Current interpretation divides the Orkney rocks into:

  • Basement Metamorphic Complex;
  • Lower Devonian – Breccias and Sands;
  • Middle Devonian to Upper Devonian – Orkney Flagstone Group and Eday Group (including the Hoy sandstones).

The original investigations into the sedimentary rocks of Orkney and Caithness by Roderick Murchison (1859) led to a simple three-fold classification of the Old Red Sandstone into:

  • Lower Old Red Sandstone (sandstones and conglomerates of the south-west Mainland);
  • Middle Old Red Sandstone (grey flagstones of the Mainland and islands);
  • Upper Old Red Sandstone (red and yellow sandstones of Hoy and Eday).

This early interpretation was modified when angular unconformity was recognized between the sands and conglomerates at Yesnaby and the overlying flagstones, and between the flagstones and sandstones in north Hoy. This appeared to fit the tectonic picture from other parts of Scotland and led to their classification into Lower, Middle and Upper Devonian epochs.

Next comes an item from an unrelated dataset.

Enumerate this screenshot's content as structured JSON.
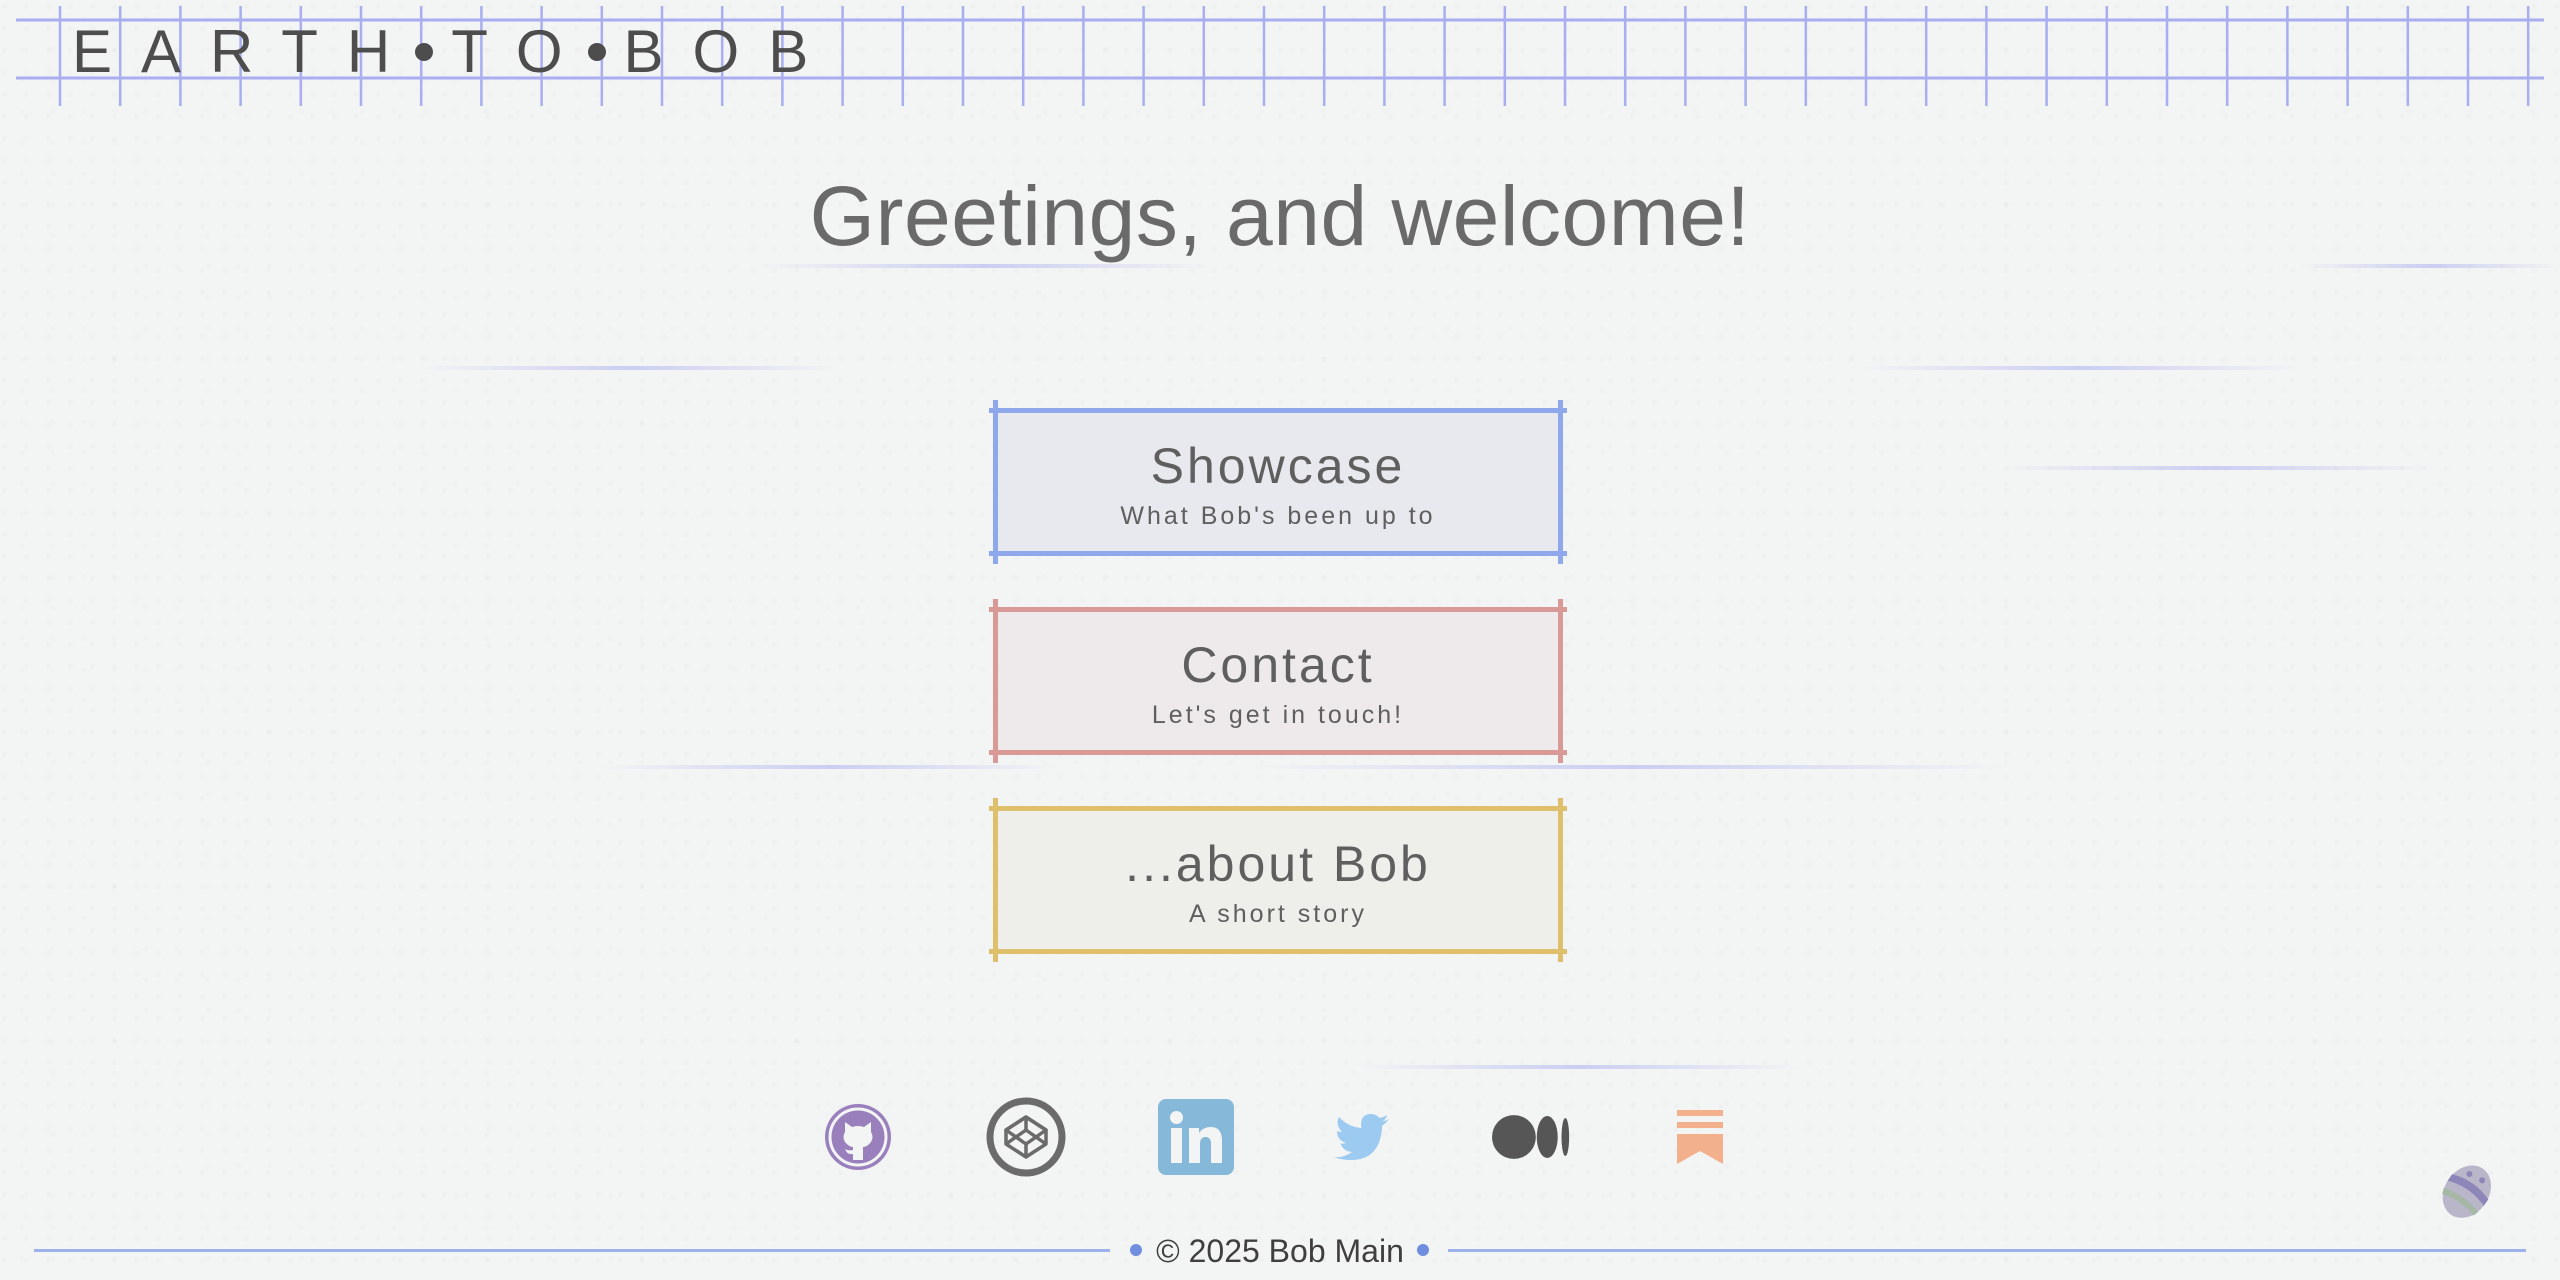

Since no unconformity existed between the Eday sandstones and the Middle Old Red Sandstone flagstones, the Eday Sands were initially assigned to a Mid-Devonian age and thus deemed older than the Hoy sandstones, which were given a late Devonian date. This stratigraphic interpretation was adopted by Peach and Horne (1880) and is  used in many  publications.

However, detailed stratigraphic sections, sedimentology and palaeogeographic reconstructions of the sandstones in the South Isles have shown that the Eday Group sandstones are equivalent to the Hoy Group (Astin, T pers comm).

Recognition of contemporaneous fault movements on the North Scapa and Bring Fault systems and volcanic eruption at the base of both the Eday and Hoy sandstones further enhances this correlation.

The North Hoy Unconformity is now considered a local rather than a regional feature.

  • During the Devonian Period, North America and Northern Europe were joined together forming Euramerica, one of the three major continental masses on the Devonian globe, with Orkney placed south of the equator. Most of Britain formed part of this landmass with mountains in the northwest and the open marine Devonian Sea covering southwest England.

    Read Article
  • The age of the Orkney dykes is 252+/-10 million years, placing the time of intrusion in the late Permian, a period of renewed tectonic movement in the sedimentary basins to the west of Orkney.

    Read Article
  • The Petroleum System consists of four main Geologic components, source, reservoir, seal and trap plus additional processes necessary to generate and store hydrocarbons in the subsurface. Their presence is required to generate a viable EXPLORATION TARGET.

    Read Article
  • At the opening of the Tertiary chalk sedimentation continued on the northern North Sea. Starting around 63 Ma, the East Shetland Platform was uplifted and tilted towards the south-east. ...

    Read Article
  • The Quaternary deposits found on the East Shetland Platform are thin (Johnson et al., 1993). The Quaternary thickens above the Viking Graben to as much as 300m and provides a long and relatively detailed record of glaciation.

    Read Article
  • Rifting in the Northern North Sea commenced during the early Triassic, peaked during the late Jurassic, and terminated by the late Cretaceous. The Viking Graben can be seen as a failed arm of proto-Atlantic rift. Almost throughout this period, the Shetland area formed an area of positive relief.

    Read Article